The excavated rock was supported by 150mm thick steel ribs, built inside the machine as it moved forward. A permanent insitu concrete lining incorporating the track bed and an escape walkway was installed after the TBM had passed. To stop methane gas penetration, tunnels were lined with heavy duty polyethylene sheet, with steel reinforcement laid over this, and a secondary 300mm thick insitu concrete lining formed.
The tunnels are designed to establish a hydraulic gradient within the ground, and residents of the mountains above were concerned about this draining their natural springs. 'That's exactly what happened, and we expected that to happen,' says Biggart. As a temporary solution, the springs have been connected to the local water mains. But Biggart expects that the springs will begin to recover once the tunnel has its concrete lining, and return to normal within two to three years.

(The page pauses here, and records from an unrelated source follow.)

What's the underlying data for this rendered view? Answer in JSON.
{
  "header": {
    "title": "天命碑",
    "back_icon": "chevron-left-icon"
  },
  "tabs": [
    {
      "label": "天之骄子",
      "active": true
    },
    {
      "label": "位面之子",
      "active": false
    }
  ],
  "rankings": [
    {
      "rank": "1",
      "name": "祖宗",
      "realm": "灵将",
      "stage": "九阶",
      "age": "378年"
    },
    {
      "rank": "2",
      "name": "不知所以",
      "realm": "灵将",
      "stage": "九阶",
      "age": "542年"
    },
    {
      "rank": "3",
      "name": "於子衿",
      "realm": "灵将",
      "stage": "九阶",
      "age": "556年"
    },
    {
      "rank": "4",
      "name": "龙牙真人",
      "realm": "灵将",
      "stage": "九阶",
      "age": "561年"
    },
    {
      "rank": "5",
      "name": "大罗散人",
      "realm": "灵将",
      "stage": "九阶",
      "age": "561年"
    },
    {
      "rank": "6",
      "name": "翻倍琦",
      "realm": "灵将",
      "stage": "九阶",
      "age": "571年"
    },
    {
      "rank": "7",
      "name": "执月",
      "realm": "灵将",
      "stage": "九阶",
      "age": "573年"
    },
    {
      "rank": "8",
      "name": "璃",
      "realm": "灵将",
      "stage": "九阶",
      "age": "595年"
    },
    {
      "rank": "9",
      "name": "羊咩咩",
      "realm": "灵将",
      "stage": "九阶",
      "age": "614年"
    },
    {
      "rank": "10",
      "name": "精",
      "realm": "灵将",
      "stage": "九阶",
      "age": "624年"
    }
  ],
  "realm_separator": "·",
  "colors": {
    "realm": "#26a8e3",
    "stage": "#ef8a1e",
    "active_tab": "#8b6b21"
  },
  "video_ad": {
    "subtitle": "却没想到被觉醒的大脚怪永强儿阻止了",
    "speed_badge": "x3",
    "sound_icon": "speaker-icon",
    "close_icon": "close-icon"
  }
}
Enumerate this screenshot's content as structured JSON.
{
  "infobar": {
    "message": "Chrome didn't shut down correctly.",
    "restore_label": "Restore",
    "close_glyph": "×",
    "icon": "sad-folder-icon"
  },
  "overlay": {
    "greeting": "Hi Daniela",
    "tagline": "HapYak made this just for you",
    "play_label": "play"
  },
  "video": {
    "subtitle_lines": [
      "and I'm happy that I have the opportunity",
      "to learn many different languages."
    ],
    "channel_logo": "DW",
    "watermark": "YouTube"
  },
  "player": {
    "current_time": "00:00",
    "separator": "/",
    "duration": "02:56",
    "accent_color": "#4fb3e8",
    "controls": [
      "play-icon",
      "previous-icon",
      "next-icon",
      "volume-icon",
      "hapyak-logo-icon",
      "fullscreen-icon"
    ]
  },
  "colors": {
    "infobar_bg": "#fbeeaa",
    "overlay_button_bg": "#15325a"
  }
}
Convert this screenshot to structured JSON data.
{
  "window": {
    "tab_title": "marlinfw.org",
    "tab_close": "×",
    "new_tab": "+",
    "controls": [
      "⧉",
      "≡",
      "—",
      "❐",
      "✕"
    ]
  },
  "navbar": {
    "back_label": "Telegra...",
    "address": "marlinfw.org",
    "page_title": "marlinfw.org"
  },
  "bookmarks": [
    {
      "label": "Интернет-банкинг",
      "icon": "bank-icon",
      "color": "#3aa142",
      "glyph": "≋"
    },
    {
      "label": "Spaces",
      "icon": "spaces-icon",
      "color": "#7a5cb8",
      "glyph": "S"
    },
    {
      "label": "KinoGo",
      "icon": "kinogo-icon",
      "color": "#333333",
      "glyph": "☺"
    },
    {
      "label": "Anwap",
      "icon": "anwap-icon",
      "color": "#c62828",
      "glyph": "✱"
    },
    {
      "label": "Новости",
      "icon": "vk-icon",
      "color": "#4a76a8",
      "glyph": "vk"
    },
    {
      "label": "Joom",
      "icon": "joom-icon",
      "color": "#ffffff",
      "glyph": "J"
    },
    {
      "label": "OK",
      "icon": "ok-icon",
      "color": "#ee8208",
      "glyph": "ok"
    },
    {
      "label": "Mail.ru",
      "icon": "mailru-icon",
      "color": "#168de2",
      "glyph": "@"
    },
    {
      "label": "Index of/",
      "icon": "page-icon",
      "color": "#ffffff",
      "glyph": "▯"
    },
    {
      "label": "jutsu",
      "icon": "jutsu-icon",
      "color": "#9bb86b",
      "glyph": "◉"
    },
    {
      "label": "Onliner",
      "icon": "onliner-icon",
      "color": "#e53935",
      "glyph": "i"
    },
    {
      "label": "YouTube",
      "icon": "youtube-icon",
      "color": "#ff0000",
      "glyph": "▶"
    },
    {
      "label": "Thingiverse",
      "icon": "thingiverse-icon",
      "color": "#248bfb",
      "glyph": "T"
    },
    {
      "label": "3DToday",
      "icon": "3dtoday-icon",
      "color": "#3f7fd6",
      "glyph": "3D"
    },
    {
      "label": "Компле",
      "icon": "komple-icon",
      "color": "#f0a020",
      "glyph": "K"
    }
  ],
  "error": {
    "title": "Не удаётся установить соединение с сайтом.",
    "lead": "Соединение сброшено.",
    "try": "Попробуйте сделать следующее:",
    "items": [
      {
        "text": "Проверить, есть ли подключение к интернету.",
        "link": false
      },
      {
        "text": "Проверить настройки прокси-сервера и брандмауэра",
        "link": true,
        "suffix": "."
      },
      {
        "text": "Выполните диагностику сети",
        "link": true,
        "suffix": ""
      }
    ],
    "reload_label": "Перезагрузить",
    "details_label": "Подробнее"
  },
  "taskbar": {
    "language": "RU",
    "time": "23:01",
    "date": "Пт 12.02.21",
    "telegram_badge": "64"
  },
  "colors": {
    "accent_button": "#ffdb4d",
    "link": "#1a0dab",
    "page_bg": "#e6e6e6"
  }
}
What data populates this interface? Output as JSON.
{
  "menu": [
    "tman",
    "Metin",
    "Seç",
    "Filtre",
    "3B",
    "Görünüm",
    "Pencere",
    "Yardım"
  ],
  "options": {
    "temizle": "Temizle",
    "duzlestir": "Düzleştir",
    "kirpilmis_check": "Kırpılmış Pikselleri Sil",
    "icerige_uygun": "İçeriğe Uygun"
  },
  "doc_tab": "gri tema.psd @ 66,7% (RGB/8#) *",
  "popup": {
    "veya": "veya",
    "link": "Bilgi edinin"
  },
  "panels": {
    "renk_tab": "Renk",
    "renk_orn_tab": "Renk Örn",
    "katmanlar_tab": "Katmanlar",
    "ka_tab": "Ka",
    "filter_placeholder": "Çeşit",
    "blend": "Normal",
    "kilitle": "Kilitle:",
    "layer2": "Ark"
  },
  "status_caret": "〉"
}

Blasting for the cross tunnels also concerned the residents, but Biggart says that there have yet to be any complaints. 'Conventional wisdom says that vibrations should be limited to 50mm/s. The specification limited that further to 12mm/s, and then we further limited it to less than 1mm/s. That is the lower limit of human perception.'
Both stations are cut and cover construction. The Hollywood Highland site was complicated, as it had to be constructed directly below Hollywood Boulevard. This was done by placing soldier piles at 1.5m centres along either side of the road, working from just one lane. These soldiers were grouted in place, and capped with beams on either side of the road. During a subsequent three week operation, the 210m length of the station beneath the road was excavated to a depth of 3m, spanning beams were placed between the pile caps, and the road surface reinstated on concrete planks on the top. The contractors were then able to work undisturbed beneath the road while traffic ran smoothly above.
In contrast, the Universal City Station was on a vacant site. This made construction simpler, as it could be serviced by cranes sitting on the side of the box, whereas at Hollywood Highland the contractor had to use runway beams and hoists to handle materials.
Both stations are designed to comply with seismic codes. This meant that the joints in the station boxes are much stronger. 'A lot more of the bars in the boxes are hooked than if you didn't have to allow for earthquakes,' says Biggart.